### What is being asked
Copy every line of the following data that includes the string "家长小本".

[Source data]
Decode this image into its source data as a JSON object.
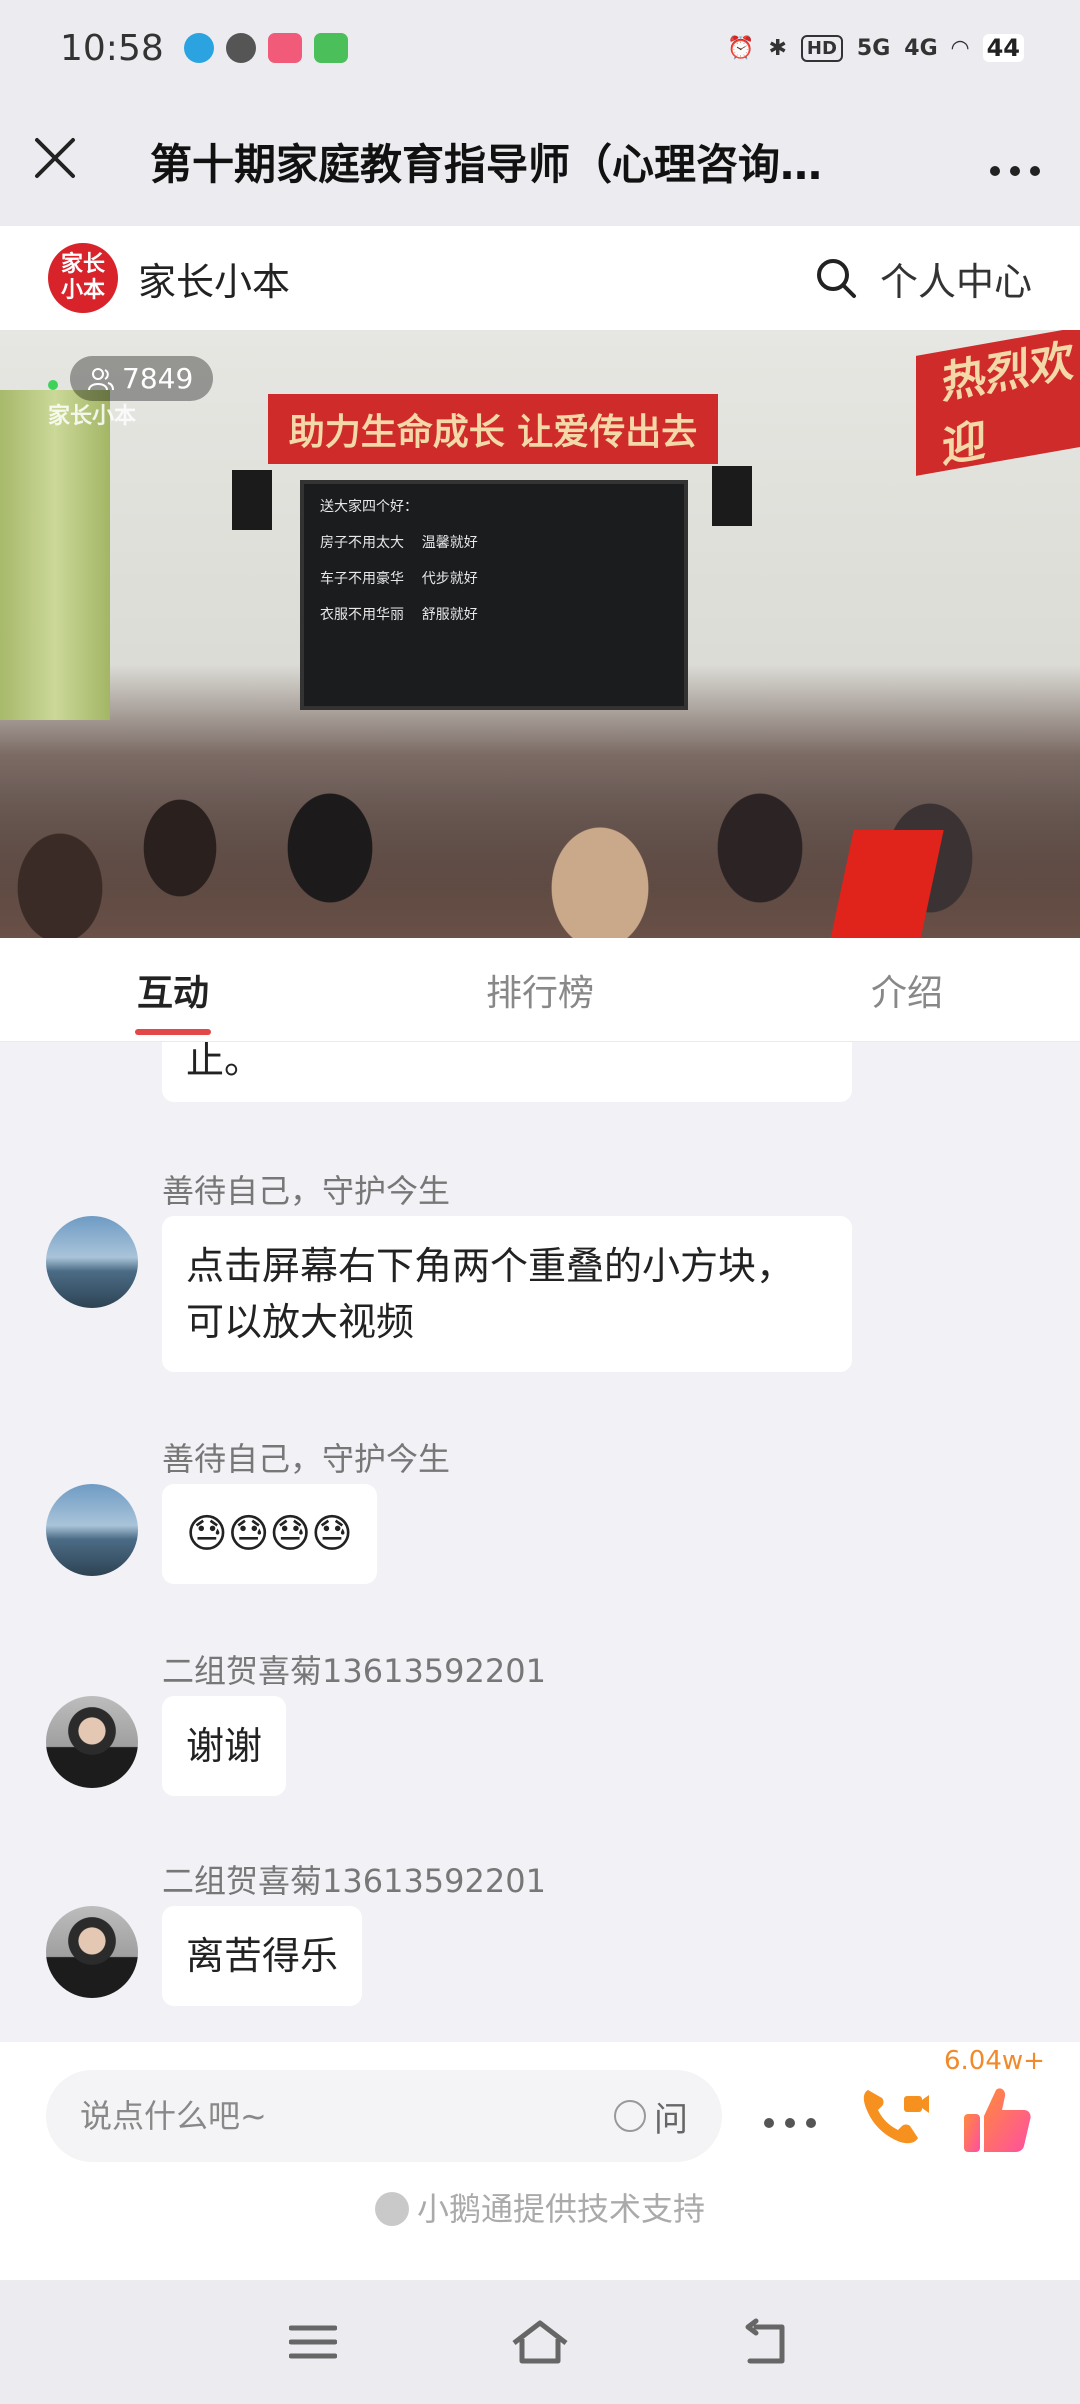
{
  "status_bar": {
    "time": "10:58",
    "network1": "5G",
    "network2": "4G",
    "hd": "HD",
    "battery": "44"
  },
  "title_bar": {
    "title": "第十期家庭教育指导师（心理咨询…",
    "close_icon": "close-icon",
    "more_icon": "more-icon"
  },
  "brand_bar": {
    "logo_text": "家长小本",
    "brand_name": "家长小本",
    "personal_center": "个人中心"
  },
  "video": {
    "viewer_count": "7849",
    "watermark": "家长小本",
    "banner_left": "助力生命成长 让爱传出去",
    "banner_right": "热烈欢迎",
    "screen_lines": [
      "送大家四个好：",
      "房子不用太大    温馨就好",
      "车子不用豪华    代步就好",
      "衣服不用华丽    舒服就好"
    ]
  },
  "tabs": [
    {
      "label": "互动",
      "active": true
    },
    {
      "label": "排行榜",
      "active": false
    },
    {
      "label": "介绍",
      "active": false
    }
  ],
  "messages": [
    {
      "name": "",
      "text": "止。"
    },
    {
      "name": "善待自己，守护今生",
      "text": "点击屏幕右下角两个重叠的小方块，可以放大视频"
    },
    {
      "name": "善待自己，守护今生",
      "text": "😓😓😓😓"
    },
    {
      "name": "二组贺喜菊13613592201",
      "text": "谢谢"
    },
    {
      "name": "二组贺喜菊13613592201",
      "text": "离苦得乐"
    }
  ],
  "input_bar": {
    "placeholder": "说点什么吧~",
    "ask_label": "问",
    "like_count": "6.04w+",
    "support_text": "小鹅通提供技术支持"
  },
  "colors": {
    "accent_red": "#e24848",
    "brand_red": "#d8232a",
    "like_orange": "#f08a2a"
  }
}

### Exercise result
    "logo_text": "家长小本",
    "brand_name": "家长小本",
    "watermark": "家长小本",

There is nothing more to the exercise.